Elizabeth Swados began her professional career as a composer at La MaMa, where she worked with Peter Brook and Andrei Serban and won her first Obie at age 21 for setting "Medea" to ethnic music. Her memorable La MaMa productions include "Fragments of a Greek Trilogy" with Serban, "Crow" with Robbie Anton and the opera-oratorio "Jerusalem." In 1996, she directed a pair of her own musicals, "Doonesbury Flashbacks," based on Garry Trudeau's comic strip, and "The Emperor's New Clothes" based loosely on the Hans Christian Andersen fairy tale, at La MaMa. During the last few seasons, she has scored two more epic plays for the Great Jones Repertory, "Seven Against Thebes" and "Antigone," both by Ellen Stewart, and directed two other original musicals for teenagers. Swados has been nominated for Tony, Drama Desk, Ace and Emmy Awards and has won several Obies, Outer Critics Circle Awards, a PEN Citation, and an Anne Frank National Foundation for Jewish Culture award.

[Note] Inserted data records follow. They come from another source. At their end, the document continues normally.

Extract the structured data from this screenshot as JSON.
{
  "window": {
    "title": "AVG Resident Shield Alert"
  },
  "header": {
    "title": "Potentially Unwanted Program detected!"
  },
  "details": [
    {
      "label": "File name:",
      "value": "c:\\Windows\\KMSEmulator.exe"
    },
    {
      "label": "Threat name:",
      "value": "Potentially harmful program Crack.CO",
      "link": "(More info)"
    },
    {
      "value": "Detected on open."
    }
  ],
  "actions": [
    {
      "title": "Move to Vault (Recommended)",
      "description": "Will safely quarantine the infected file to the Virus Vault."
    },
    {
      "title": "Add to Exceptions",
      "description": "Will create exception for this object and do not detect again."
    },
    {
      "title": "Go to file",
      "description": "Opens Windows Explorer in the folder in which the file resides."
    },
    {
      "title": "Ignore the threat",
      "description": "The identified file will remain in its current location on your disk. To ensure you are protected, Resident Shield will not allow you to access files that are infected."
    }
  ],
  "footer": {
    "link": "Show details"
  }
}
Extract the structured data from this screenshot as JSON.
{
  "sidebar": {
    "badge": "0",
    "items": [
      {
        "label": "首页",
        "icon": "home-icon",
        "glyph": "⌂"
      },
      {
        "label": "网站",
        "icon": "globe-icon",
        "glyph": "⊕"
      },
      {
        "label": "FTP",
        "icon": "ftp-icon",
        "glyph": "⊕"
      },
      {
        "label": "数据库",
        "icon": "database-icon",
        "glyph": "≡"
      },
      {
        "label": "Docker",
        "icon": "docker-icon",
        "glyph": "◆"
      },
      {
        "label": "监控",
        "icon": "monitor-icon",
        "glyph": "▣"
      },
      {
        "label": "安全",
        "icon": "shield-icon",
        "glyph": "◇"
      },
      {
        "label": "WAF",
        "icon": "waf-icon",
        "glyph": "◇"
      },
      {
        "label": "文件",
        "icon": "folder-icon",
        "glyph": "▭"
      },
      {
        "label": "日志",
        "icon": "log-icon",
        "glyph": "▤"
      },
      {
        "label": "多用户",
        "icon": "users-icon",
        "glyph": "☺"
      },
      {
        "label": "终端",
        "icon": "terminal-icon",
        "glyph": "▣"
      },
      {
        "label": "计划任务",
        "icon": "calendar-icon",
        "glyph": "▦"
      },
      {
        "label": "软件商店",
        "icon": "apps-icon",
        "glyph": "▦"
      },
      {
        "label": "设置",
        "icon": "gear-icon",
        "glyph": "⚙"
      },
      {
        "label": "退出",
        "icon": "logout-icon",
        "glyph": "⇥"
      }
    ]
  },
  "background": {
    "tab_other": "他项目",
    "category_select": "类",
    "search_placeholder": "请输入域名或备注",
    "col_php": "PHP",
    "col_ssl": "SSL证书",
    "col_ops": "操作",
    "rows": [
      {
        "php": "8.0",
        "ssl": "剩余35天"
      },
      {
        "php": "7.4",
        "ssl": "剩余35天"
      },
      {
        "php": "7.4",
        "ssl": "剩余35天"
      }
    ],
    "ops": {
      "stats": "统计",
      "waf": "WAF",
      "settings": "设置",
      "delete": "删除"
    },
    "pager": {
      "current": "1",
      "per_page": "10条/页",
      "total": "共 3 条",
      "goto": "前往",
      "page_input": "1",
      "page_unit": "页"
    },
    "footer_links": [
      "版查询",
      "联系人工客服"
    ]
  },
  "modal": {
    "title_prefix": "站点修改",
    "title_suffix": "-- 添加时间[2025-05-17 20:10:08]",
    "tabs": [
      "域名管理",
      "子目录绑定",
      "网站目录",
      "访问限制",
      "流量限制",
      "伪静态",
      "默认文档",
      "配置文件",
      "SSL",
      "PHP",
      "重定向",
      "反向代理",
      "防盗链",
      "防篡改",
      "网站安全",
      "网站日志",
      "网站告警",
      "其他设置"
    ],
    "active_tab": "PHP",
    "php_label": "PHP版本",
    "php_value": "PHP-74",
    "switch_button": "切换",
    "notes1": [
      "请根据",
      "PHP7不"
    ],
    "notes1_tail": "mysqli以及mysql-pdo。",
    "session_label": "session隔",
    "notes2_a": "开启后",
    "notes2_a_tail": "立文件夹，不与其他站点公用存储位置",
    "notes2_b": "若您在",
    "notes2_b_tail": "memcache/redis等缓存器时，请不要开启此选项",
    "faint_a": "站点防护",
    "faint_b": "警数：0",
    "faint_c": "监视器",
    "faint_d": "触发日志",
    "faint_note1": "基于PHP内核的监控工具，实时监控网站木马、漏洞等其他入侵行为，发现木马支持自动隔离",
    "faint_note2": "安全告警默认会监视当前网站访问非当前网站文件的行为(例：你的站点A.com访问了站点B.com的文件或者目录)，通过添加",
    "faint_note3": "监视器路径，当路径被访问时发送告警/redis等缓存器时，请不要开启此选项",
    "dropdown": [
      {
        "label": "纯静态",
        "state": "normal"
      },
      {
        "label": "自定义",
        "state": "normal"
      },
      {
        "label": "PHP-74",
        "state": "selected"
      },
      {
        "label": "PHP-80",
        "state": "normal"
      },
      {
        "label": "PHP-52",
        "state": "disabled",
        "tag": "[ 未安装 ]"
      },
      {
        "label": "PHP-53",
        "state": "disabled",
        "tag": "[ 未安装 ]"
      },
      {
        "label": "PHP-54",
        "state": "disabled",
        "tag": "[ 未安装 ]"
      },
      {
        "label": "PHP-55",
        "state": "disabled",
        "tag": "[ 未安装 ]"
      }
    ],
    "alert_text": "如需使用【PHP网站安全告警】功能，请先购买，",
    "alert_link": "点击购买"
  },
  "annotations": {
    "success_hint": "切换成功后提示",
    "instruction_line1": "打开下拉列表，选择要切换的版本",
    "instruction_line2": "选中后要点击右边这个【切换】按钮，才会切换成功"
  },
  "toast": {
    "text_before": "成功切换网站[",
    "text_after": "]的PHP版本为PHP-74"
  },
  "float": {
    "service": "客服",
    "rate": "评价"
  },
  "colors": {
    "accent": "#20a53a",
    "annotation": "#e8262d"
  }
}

Her Broadway credits also include "Doonesbury." Her Off-Broadway credits also include, among others, "Alice in Wonderland" (with Meryl Streep), "Dispatches," "The Haggadah", "Jerusalem," "Rap Music Ronnie" (with Gary Trudeau), and "Missionaries."
This production was made in part with support from The Jim Henson Foundation; American Music Center Live Music for Dance Program, music commissioned by the American Music Center Live Music for Dance Program; Sponsorship from TeatroStageFest; Ellen Stewart and La MaMa ETC.